Van de Vliert's findings fit nicely with our recent arguments implying that (1) differentiated selfhood is partly motivated by requirements of cultural groups, and (2) free will mainly exists within culture. Some cultural groups promote individual freedom, whereas others constrict it so as to maintain elites' power and privilege. Thus, freedom is, to a great extent, a creation of culture.
Further Thoughts on Counterfactuals, Compatibilism, Conceptual Mismatches, and Choices: Response to Commentaries Content Type Journal Article Pages 31-34 DOI 10.1007/s12152-010-9067-3 Authors Roy F. Baumeister, Department of Psychology, Florida State University, Tallahassee, FL USA A. William Crescioni, Department of Psychology, Florida State University, Tallahassee, FL USA Jessica L. Alquist, Department of Psychology, Florida State University, Tallahassee, FL USA Journal Neuroethics Online ISSN 1874-5504 Print ISSN 1874-5490 Journal Volume Volume 4 Journal Issue Volume 4, Number 1.
Free will can be understood as a novel form of action control that evolved to meet the escalating demands of human social life, including moral action and pursuit of enlightened self-interest in a cultural context. That understanding is conducive to scientific research, which is reviewed here in support of four hypotheses. First, laypersons tend to believe in free will. Second, that belief has behavioral consequences, including increases in socially and culturally desirable acts. Third, laypersons can reliably distinguish free actions from (...) less free ones. Fourth, actions judged as free emerge from a distinctive set of inner processes, all of which share a common psychological and physiological signature. These inner processes include self-control, rational choice, planning, and initiative. (shrink)

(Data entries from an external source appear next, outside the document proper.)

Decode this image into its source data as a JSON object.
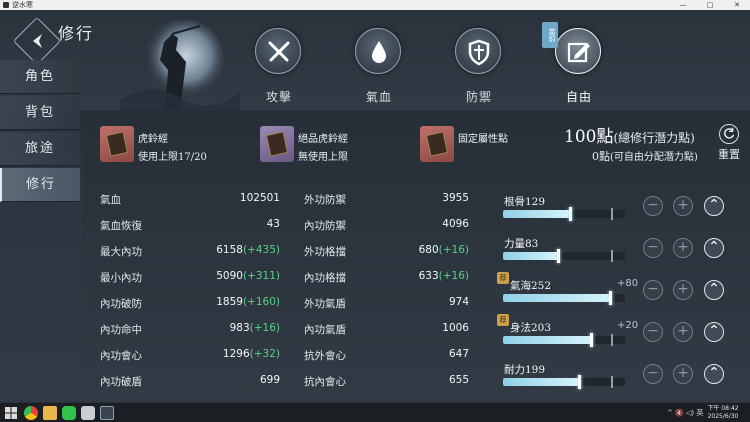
{
  "window": {
    "title": "逆水寒",
    "min": "—",
    "max": "□",
    "close": "✕"
  },
  "header": {
    "title": "修行"
  },
  "tabs": [
    {
      "label": "攻擊",
      "icon": "crossed-swords-icon",
      "active": false
    },
    {
      "label": "氣血",
      "icon": "blood-drop-icon",
      "active": false
    },
    {
      "label": "防禦",
      "icon": "shield-icon",
      "active": false
    },
    {
      "label": "自由",
      "icon": "edit-icon",
      "active": true,
      "badge": "當前"
    }
  ],
  "sidebar": {
    "items": [
      {
        "label": "角色",
        "active": false
      },
      {
        "label": "背包",
        "active": false
      },
      {
        "label": "旅途",
        "active": false
      },
      {
        "label": "修行",
        "active": true
      }
    ]
  },
  "items": [
    {
      "name": "虎鈴經",
      "sub": "使用上限17/20",
      "color": "red"
    },
    {
      "name": "絕品虎鈴經",
      "sub": "無使用上限",
      "color": "purple"
    },
    {
      "name": "固定屬性點",
      "sub": "",
      "color": "red"
    }
  ],
  "points": {
    "total_value": "100點",
    "total_label": "(總修行潛力點)",
    "free_value": "0點",
    "free_label": "(可自由分配潛力點)",
    "reset_label": "重置"
  },
  "stats_left": [
    {
      "key": "氣血",
      "value": "102501",
      "bonus": ""
    },
    {
      "key": "氣血恢復",
      "value": "43",
      "bonus": ""
    },
    {
      "key": "最大內功",
      "value": "6158",
      "bonus": "(+435)"
    },
    {
      "key": "最小內功",
      "value": "5090",
      "bonus": "(+311)"
    },
    {
      "key": "內功破防",
      "value": "1859",
      "bonus": "(+160)"
    },
    {
      "key": "內功命中",
      "value": "983",
      "bonus": "(+16)"
    },
    {
      "key": "內功會心",
      "value": "1296",
      "bonus": "(+32)"
    },
    {
      "key": "內功破盾",
      "value": "699",
      "bonus": ""
    }
  ],
  "stats_right": [
    {
      "key": "外功防禦",
      "value": "3955",
      "bonus": ""
    },
    {
      "key": "內功防禦",
      "value": "4096",
      "bonus": ""
    },
    {
      "key": "外功格擋",
      "value": "680",
      "bonus": "(+16)"
    },
    {
      "key": "內功格擋",
      "value": "633",
      "bonus": "(+16)"
    },
    {
      "key": "外功氣盾",
      "value": "974",
      "bonus": ""
    },
    {
      "key": "內功氣盾",
      "value": "1006",
      "bonus": ""
    },
    {
      "key": "抗外會心",
      "value": "647",
      "bonus": ""
    },
    {
      "key": "抗內會心",
      "value": "655",
      "bonus": ""
    }
  ],
  "attributes": [
    {
      "name": "根骨129",
      "bonus": "",
      "fill": 0.55,
      "recommended": false,
      "rec_label": ""
    },
    {
      "name": "力量83",
      "bonus": "",
      "fill": 0.45,
      "recommended": false,
      "rec_label": ""
    },
    {
      "name": "氣海252",
      "bonus": "+80",
      "fill": 0.88,
      "recommended": true,
      "rec_label": "荐"
    },
    {
      "name": "身法203",
      "bonus": "+20",
      "fill": 0.72,
      "recommended": true,
      "rec_label": "荐"
    },
    {
      "name": "耐力199",
      "bonus": "",
      "fill": 0.62,
      "recommended": false,
      "rec_label": ""
    }
  ],
  "buttons": {
    "minus": "−",
    "plus": "+",
    "max": "⌃"
  },
  "taskbar": {
    "tray_text": "^ 🔇 ◁) 英",
    "time": "下午 08:42",
    "date": "2025/6/30"
  }
}
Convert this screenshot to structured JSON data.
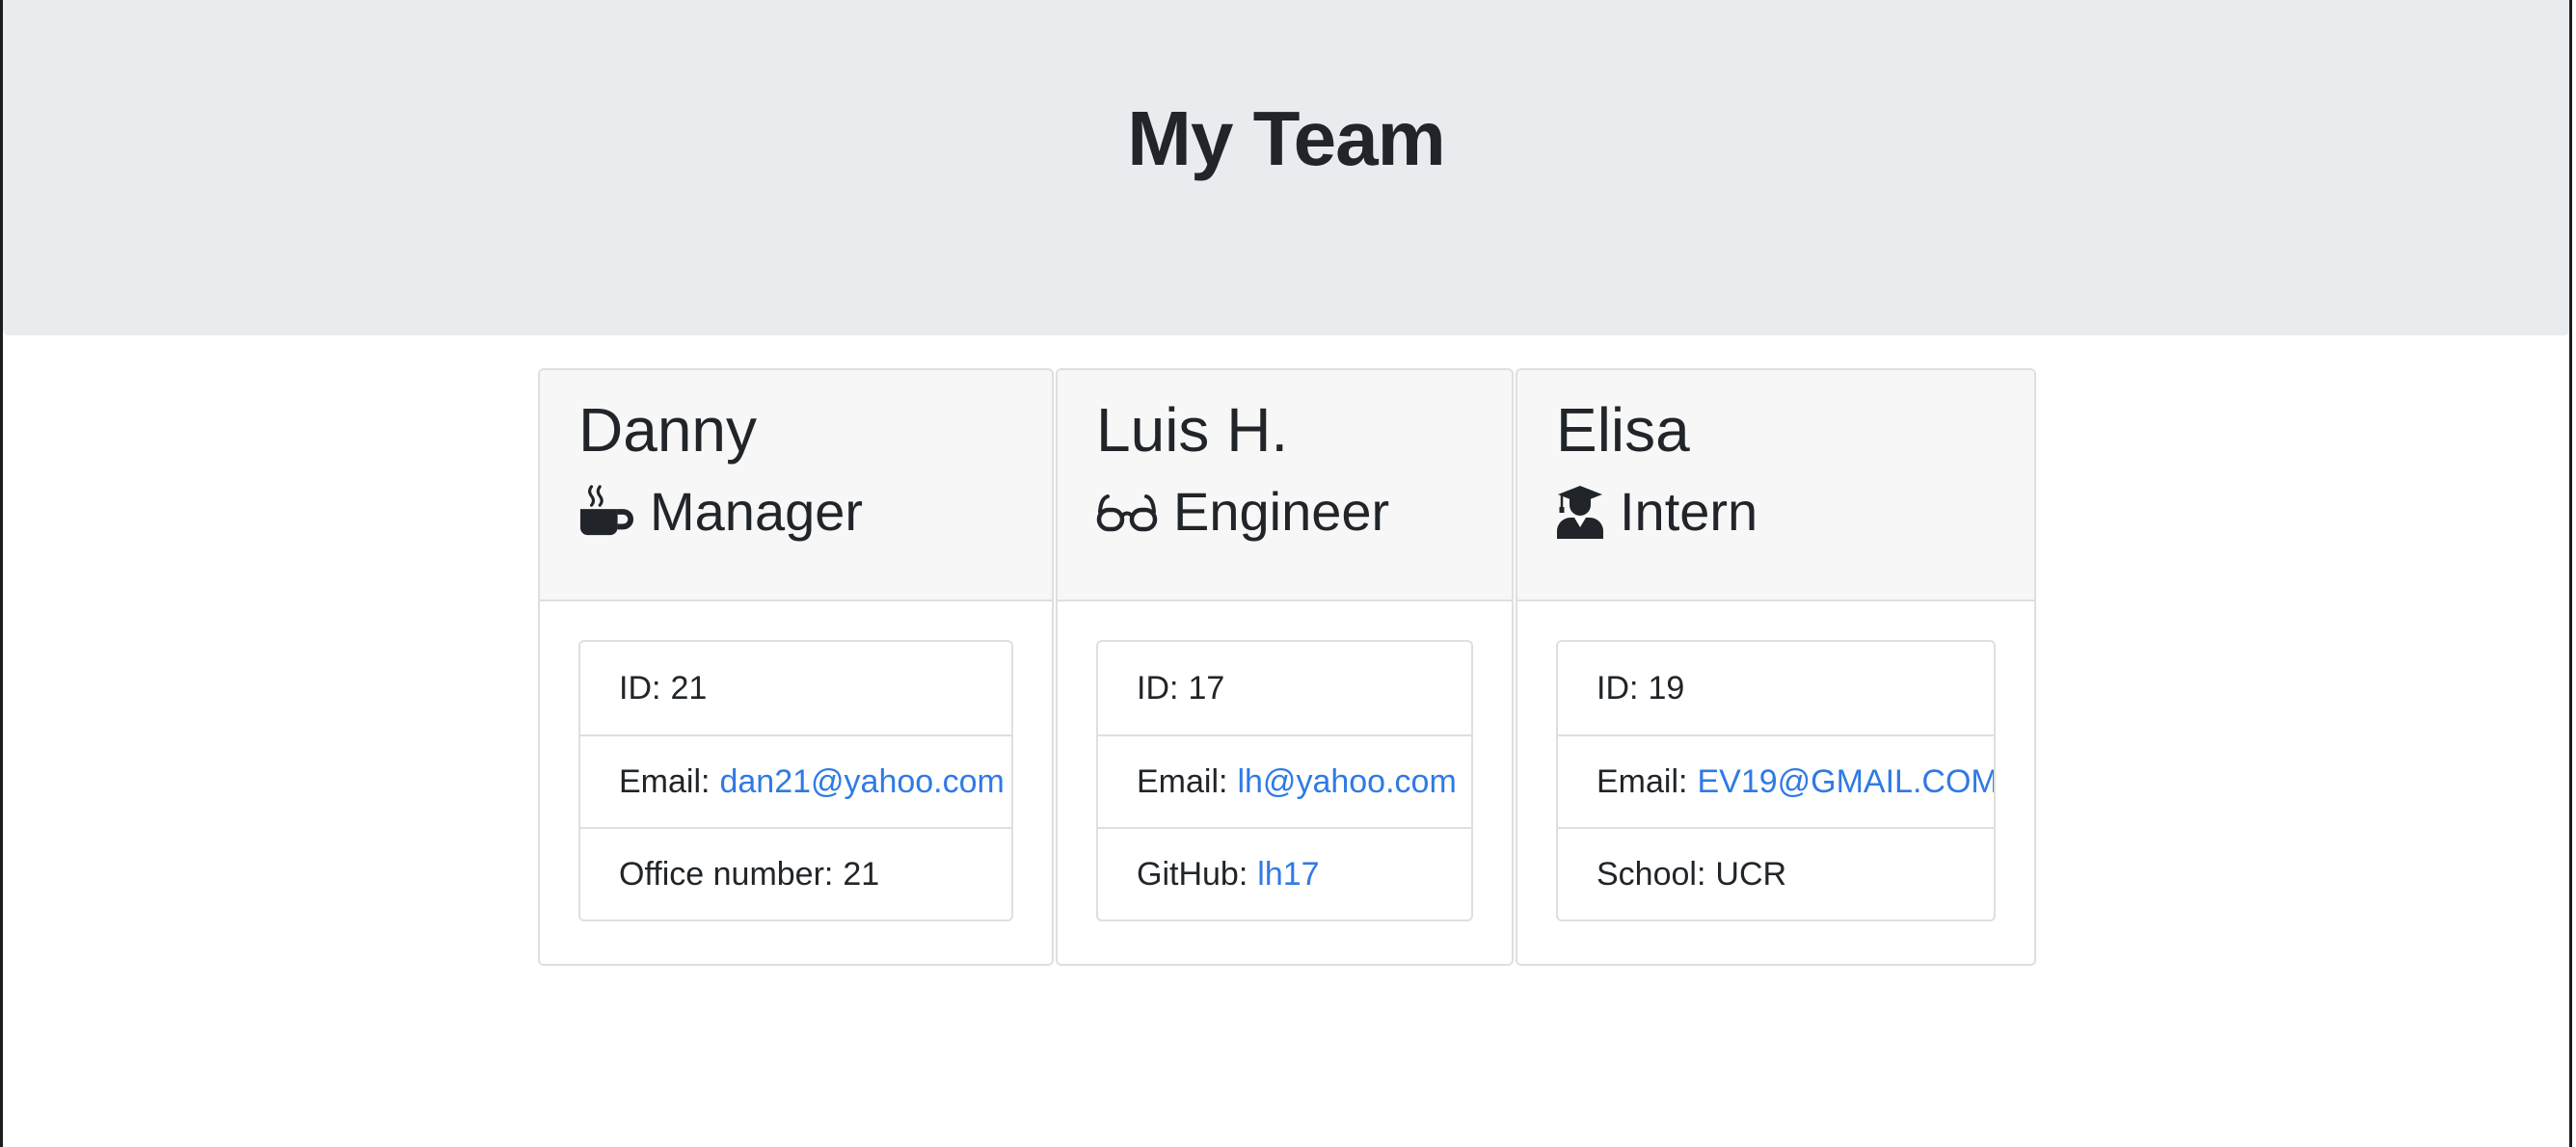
{
  "header": {
    "title": "My Team"
  },
  "team": [
    {
      "name": "Danny",
      "role": "Manager",
      "role_icon": "coffee-mug-icon",
      "details": {
        "id_label": "ID:",
        "id_value": "21",
        "email_label": "Email:",
        "email_value": "dan21@yahoo.com",
        "extra_label": "Office number:",
        "extra_value": "21"
      }
    },
    {
      "name": "Luis H.",
      "role": "Engineer",
      "role_icon": "glasses-icon",
      "details": {
        "id_label": "ID:",
        "id_value": "17",
        "email_label": "Email:",
        "email_value": "lh@yahoo.com",
        "extra_label": "GitHub:",
        "extra_value": "lh17"
      }
    },
    {
      "name": "Elisa",
      "role": "Intern",
      "role_icon": "graduate-icon",
      "details": {
        "id_label": "ID:",
        "id_value": "19",
        "email_label": "Email:",
        "email_value": "EV19@GMAIL.COM",
        "extra_label": "School:",
        "extra_value": "UCR"
      }
    }
  ],
  "colors": {
    "jumbotron_bg": "#e9ecef",
    "link": "#2f7ae5",
    "card_header_bg": "#f7f7f7",
    "border": "#dfdfdf",
    "text": "#212529"
  }
}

What does free will mean to laypersons? The present investigation sought to address this question by identifying how laypersons distinguish between free and unfree actions. We elicited autobiographical narratives in which participants described either free or unfree actions, and the narratives were subsequently subjected to impartial analysis. Results indicate that free actions were associated with reaching goals, high levels of conscious thought and deliberation, positive outcomes, and moral behavior (among other things). These findings suggest that lay conceptions of free will (...) fit well with the view that free will is a form of action control. (shrink)
Do people have free will, or this universal belief an illusion? If free will is more than an illusion, what kind of free will do people have? How can free will influence behavior? Can free will be studied, verified, and understood scientifically? How and why might a sense of free will have evolved? These are a few of the questions this book attempts to answer. People generally act as though they believe in their own free will: they don't feel like (...) automatons, and they don't treat one another as they might treat robots. While acknowledging many constraints and influences on behavior, people nonetheless act as if they (and their neighbors) are largely in control of many if not most of the decisions they make. Belief in free will also underpins the sense that people are responsible for their actions. Psychological explanations of behavior rarely mention free will as a factor, however. Can psychological science find room for free will? How do leading psychologists conceptualize free will, and what role do they believe free will plays in shaping behavior? In recent years a number of psychologists have tried to solve one or more of the puzzles surrounding free will. This book looks both at recent experimental and theoretical work directly related to free will and at ways leading psychologists from all branches of psychology deal with the philosophical problems long associated with the question of free will, such as the relationship between determinism and free will and the importance of consciousness in free will. It also includes commentaries by leading philosophers on what psychologists can contribute to long-running philosophical struggles with this most distinctly human belief. These essays should be of interest not only to social scientists, but to intelligent and thoughtful readers everywhere. (shrink)
Thought uses meaning but not necessarily language. Meaning, in the form of a set of possible concepts and ideas, is a nonphysical reality that lay waiting for brains to become smart enough to represent these ideas. Thus, the brain evolved, whereas meaning was discovered, and language was invented – collectively – as a tool to help the brain use meaning.
How can self-deception avoid intention and conscious recognition? Nine processes of self-deception seem to involve biased links between plausible ideas. These processes allow self-deceivers to regard individual conclusions as fair and reasonable. Bias is only detected by comparing broad patterns, which individual self-deceivers will not do.
Transcendence, defined as the capacity to perceive the immediate stimulus environment in relation to long-range or abstract concerns, is a key aspect of self-control, and indeed self-regulation often breaks down because attention becomes focused exclusively on the immediate stimuli (i.e., transcendence fails). Factors that restrict attention to the here and now will weaken self-control, whereas factors that promote transcendence will enhance it. Guilt may be one example of the latter.